In all, ‘Popstar: Never Stop Never Stopping’ is about as mature and subtle as you would expect from an Andy Samberg film, but it is also funny, well observed and has some of the best celebrity cameos since ‘Absolutely Fabulous: The Movie’. OK, so not that long, but still great.
RATING: 3.5/5
Review by Brogen Hayes

  • filmbuff2011

    Music mockumentaries can be tricky things to pull off. There is of course the gold standard: the classic, endlessly rewatchable This Is Spinal Tap. At the other end is the one-time-only watch of Popstar: Never Stop Never Stopping.

    Conner (Andy Samberg) has broken free from his boyband days with The Style Boyz. He’s branched out on his own and reinvented himself as Conner4Real, a typically self-obsessed, dim-bulb pop diva who will do anything to hold onto his fame. His solo album becomes a failure, but that won’t stop him from trying to climb back up the music ladder. If he’s not cosying up to other celebrities, he’s insulting them and doing what he can to not regroup with his old bandmates. The real question though is… does Conner know when to stop?

    Popstar: Never Stop Never Stopping thinks its clever and witty, but it’s not really. It’s mostly idiotic and has little to say. For a relatively short film (87 minutes), it feels overstuffed to the point of exhaustion. There’s just too much going on in the overly busy plot to absorb in one viewing, whether it’s the constant barrage of celebrity cameos (Justin Timberlake, Mariah Carey, Snoop Dogg, Simon Cowell, Ringo Starr etc) or the childish antics of Conner himself. A pause button would be helpful to take in all that’s happening in the background – though the film doesn’t really deserve a second viewing.

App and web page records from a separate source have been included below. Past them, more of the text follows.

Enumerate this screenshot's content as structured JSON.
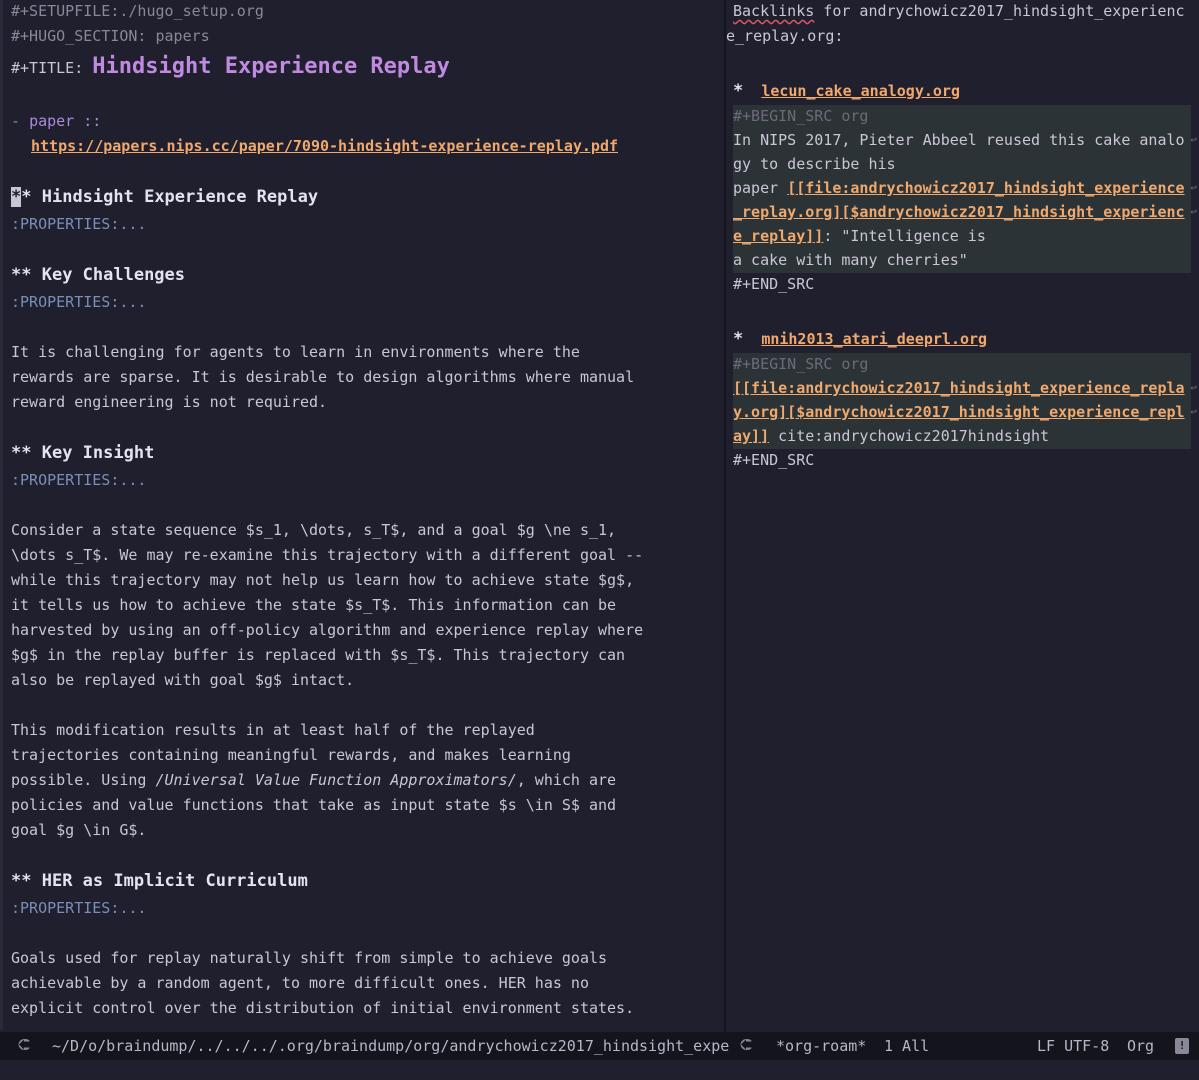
{
  "left_buffer": {
    "setupfile": "#+SETUPFILE:./hugo_setup.org",
    "hugo_section": "#+HUGO_SECTION: papers",
    "title_keyword": "#+TITLE: ",
    "title": "Hindsight Experience Replay",
    "paper_bullet": "- ",
    "paper_label": "paper ::",
    "paper_url": "https://papers.nips.cc/paper/7090-hindsight-experience-replay.pdf",
    "sections": [
      {
        "stars": "**",
        "heading": " Hindsight Experience Replay",
        "properties": ":PROPERTIES:...",
        "lines": []
      },
      {
        "stars": "**",
        "heading": " Key Challenges",
        "properties": ":PROPERTIES:...",
        "lines": [
          "It is challenging for agents to learn in environments where the",
          "rewards are sparse. It is desirable to design algorithms where manual",
          "reward engineering is not required."
        ]
      },
      {
        "stars": "**",
        "heading": " Key Insight",
        "properties": ":PROPERTIES:...",
        "lines": [
          "Consider a state sequence $s_1, \\dots, s_T$, and a goal $g \\ne s_1,",
          "\\dots s_T$. We may re-examine this trajectory with a different goal --",
          "while this trajectory may not help us learn how to achieve state $g$,",
          "it tells us how to achieve the state $s_T$. This information can be",
          "harvested by using an off-policy algorithm and experience replay where",
          "$g$ in the replay buffer is replaced with $s_T$. This trajectory can",
          "also be replayed with goal $g$ intact."
        ],
        "lines2_a": "This modification results in at least half of the replayed",
        "lines2_b": "trajectories containing meaningful rewards, and makes learning",
        "lines2_c_pre": "possible. Using ",
        "lines2_c_italic": "/Universal Value Function Approximators/",
        "lines2_c_post": ", which are",
        "lines2_d": "policies and value functions that take as input state $s \\in S$ and",
        "lines2_e": "goal $g \\in G$."
      },
      {
        "stars": "**",
        "heading": " HER as Implicit Curriculum",
        "properties": ":PROPERTIES:...",
        "lines": [
          "Goals used for replay naturally shift from simple to achieve goals",
          "achievable by a random agent, to more difficult ones. HER has no",
          "explicit control over the distribution of initial environment states."
        ]
      }
    ]
  },
  "right_buffer": {
    "header_cursor": "B",
    "header_squig": "acklinks",
    "header_rest": " for andrychowicz2017_hindsight_experienc",
    "header_cont": "e_replay.org:",
    "entries": [
      {
        "star": "*",
        "file": "lecun_cake_analogy.org",
        "begin": "#+BEGIN_SRC org",
        "l1": "In NIPS 2017, Pieter Abbeel reused this cake analo",
        "l2": "gy to describe his",
        "l3_pre": "paper ",
        "l3_link": "[[file:andrychowicz2017_hindsight_experience",
        "l4_link": "_replay.org][$andrychowicz2017_hindsight_experienc",
        "l5_link": "e_replay]]",
        "l5_post": ": \"Intelligence is",
        "l6": "a cake with many cherries\"",
        "end": "#+END_SRC"
      },
      {
        "star": "*",
        "file": "mnih2013_atari_deeprl.org",
        "begin": "#+BEGIN_SRC org",
        "l1_link": "[[file:andrychowicz2017_hindsight_experience_repla",
        "l2_link": "y.org][$andrychowicz2017_hindsight_experience_repl",
        "l3_link": "ay]]",
        "l3_post": " cite:andrychowicz2017hindsight",
        "end": "#+END_SRC"
      }
    ]
  },
  "modeline": {
    "left_path": "~/D/o/braindump/../../../.org/braindump/org/andrychowicz2017_hindsight_expe",
    "right_buffer": "*org-roam*",
    "position": "1 All",
    "encoding": "LF UTF-8",
    "mode": "Org",
    "icons": [
      "evil-icon",
      "warning-icon"
    ]
  },
  "colors": {
    "background": "#1f1f2d",
    "title": "#c08ae0",
    "link": "#f0a86c",
    "properties": "#7a8eb8",
    "src_block_bg": "#2c3336"
  }
}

    Conner is not a particularly likeable character and he surrounds himself with similarly obnoxious people – the type of leeches that are attracted to the fame, fortune and dark side of the music industry. Co-directed by Akiva Schaffer (The Watch) and Jorma Taccone (MacGruber), the story takes some obvious pokes at the music industry, such as the overnight nature of fame and infamy. There are some laughs to be had here and there, but they’re in few and short supply. Samberg gives a spirited performance, but he never rises above the material he has to work with. It becomes increasingly tiresome and testing on the patience. There’s not much to recommend about Popstar: Never Stop Never Stopping. Good idea, bad execution, mediocre movie. **